The problem is that Viatrovych’s defense of the OUN and UPA doesn’t comport with the detailed evidence presented by numerous Western historians. The OUN’s ideology was explicitly anti-Semitic, describing Jews as a “predominantly hostile body within our national organism” and used such language as “combat Jews as supporters of the Muscovite-Bolshevik regime” and “Ukraine for the Ukrainians! … Death to the Muscovite-Jewish commune!” In fact, even before the Nazi invasion of the Soviet Union, OUN leaders such as Yaroslav Stetsko explicitly endorsed German-style extermination of Jews.
Viatrovych’s logic for the UPA also rings hollow. Hundreds of testimonies from Jewish survivors — many exhaustively documented by Himka — confirm that the UPA slaughtered many of the Jews still alive in western Ukraine by 1943. Moreover, while Viatrovych presents the UPA’s killing of between 70,000 and 100,000 Poles in 1943-1944 as a side effect of a “Polish-Ukrainian War,” historical documentation once again contradicts him. Indeed, UPA reports confirm that the group killed Poles as systematically as the Nazis did Jews. UPA supreme commander Dmytro Kliachkivs’kyi explicitly stated: “We should carry out a large-scale liquidation action against Polish elements. During the evacuation of the German Army, we should find an appropriate moment to liquidate the entire male population between 16 and 60 years old.” Given that over 70 percent of the leading UPA cadres possessed a background as Nazi collaborators, none of this is surprising.
While Viatrovych’s debates with Western historians may seem academic, this is far from true. Last June, Kvit’s Ministry of Education issued a directive to teachers regarding the “necessity to accentuate the patriotism and morality of the activists of the liberation movement,” including depicting the UPA as a “symbol of patriotism and sacrificial spirit in the struggle for an independent Ukraine” and Bandera as an “outstanding representative” of the Ukrainian people.” More recently, Viatrovych’s Ukrainian Institute of National Memory proposed that the city of Kiev rename two streets after Bandera and the former supreme commander of both the UPA and the Nazi-supervised Schutzmannschaft Roman Shukhevych.
The consolidation of Ukrainian democracy — not to mention its ambition to join the European Union — requires the country to come to grips with the darker aspects of its past.

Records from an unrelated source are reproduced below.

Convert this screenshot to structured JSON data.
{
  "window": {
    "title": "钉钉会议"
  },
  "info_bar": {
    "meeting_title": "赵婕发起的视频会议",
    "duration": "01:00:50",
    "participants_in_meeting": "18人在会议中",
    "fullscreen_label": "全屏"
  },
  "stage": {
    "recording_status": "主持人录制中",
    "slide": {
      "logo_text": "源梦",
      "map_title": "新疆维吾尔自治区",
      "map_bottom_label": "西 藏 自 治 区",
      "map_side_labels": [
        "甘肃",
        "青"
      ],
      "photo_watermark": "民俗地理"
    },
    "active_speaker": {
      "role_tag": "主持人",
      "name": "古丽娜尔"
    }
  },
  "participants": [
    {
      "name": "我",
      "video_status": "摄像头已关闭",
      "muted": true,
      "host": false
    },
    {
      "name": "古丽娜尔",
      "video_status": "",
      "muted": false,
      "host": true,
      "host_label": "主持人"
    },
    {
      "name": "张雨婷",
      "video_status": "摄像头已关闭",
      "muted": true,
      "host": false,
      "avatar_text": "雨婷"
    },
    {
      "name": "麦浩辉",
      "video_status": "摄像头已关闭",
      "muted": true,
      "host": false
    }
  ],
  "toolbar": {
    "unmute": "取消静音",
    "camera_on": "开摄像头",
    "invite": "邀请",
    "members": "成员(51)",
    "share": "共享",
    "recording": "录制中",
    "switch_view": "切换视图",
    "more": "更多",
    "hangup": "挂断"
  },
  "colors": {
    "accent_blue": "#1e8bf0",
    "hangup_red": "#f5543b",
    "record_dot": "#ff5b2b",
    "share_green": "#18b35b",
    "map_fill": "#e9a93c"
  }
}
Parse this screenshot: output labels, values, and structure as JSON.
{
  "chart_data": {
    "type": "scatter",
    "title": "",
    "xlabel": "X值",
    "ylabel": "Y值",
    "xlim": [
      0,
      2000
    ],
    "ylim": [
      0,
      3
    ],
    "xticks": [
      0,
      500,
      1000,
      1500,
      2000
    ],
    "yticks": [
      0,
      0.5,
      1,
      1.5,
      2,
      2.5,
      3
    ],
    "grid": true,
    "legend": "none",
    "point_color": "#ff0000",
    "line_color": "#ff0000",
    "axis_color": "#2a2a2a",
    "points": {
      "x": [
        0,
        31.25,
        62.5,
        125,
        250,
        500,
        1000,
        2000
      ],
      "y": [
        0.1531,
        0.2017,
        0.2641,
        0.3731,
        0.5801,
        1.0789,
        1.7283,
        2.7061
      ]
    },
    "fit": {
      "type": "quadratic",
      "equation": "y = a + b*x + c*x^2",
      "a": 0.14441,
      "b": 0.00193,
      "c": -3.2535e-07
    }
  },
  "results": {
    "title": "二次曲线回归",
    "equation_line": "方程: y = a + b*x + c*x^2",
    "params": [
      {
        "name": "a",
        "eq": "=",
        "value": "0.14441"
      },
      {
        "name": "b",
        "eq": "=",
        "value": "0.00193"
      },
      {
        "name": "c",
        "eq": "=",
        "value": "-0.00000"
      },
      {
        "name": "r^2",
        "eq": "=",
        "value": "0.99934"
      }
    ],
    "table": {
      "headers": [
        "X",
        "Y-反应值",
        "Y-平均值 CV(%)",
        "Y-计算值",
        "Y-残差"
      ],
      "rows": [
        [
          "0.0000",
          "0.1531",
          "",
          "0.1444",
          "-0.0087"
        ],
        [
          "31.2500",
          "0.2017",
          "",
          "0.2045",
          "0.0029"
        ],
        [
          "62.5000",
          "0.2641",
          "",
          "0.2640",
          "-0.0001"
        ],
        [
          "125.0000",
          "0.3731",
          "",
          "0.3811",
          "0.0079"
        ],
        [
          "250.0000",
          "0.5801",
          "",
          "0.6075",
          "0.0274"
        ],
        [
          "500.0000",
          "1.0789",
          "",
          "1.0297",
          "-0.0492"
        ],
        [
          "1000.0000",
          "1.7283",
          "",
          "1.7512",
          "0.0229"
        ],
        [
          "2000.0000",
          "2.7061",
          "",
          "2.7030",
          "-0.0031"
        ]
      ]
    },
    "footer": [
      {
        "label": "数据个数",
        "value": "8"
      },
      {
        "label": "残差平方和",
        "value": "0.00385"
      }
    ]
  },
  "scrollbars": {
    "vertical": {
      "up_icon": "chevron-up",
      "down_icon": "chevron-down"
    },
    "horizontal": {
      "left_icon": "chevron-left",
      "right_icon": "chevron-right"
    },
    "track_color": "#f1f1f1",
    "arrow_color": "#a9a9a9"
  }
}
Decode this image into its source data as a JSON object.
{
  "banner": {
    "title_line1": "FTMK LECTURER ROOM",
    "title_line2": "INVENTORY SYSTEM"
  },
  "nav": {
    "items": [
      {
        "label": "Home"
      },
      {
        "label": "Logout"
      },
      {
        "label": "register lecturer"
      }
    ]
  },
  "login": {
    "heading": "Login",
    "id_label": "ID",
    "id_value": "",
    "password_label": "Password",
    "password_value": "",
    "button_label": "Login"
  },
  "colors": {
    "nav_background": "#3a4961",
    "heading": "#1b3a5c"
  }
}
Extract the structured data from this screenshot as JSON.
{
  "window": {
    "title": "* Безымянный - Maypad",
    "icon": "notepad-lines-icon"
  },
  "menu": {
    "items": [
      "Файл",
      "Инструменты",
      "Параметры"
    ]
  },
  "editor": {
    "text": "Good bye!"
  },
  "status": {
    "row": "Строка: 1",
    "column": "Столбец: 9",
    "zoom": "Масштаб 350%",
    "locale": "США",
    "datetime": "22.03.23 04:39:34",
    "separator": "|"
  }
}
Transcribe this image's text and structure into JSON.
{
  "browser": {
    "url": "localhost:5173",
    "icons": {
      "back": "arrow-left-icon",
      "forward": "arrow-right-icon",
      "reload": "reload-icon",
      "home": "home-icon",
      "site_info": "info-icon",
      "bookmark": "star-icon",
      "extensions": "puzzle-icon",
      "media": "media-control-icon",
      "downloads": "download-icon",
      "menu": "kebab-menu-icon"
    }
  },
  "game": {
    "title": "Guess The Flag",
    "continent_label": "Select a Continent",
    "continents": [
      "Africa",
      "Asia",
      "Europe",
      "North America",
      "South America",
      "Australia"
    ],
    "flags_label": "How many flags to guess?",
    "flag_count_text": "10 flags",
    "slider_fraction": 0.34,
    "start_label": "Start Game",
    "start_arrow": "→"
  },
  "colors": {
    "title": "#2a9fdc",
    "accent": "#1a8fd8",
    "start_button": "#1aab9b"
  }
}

But if Viatrovych has his way, this reckoning may never come to pass, and Ukraine will never achieve a full reckoning with its complicated past.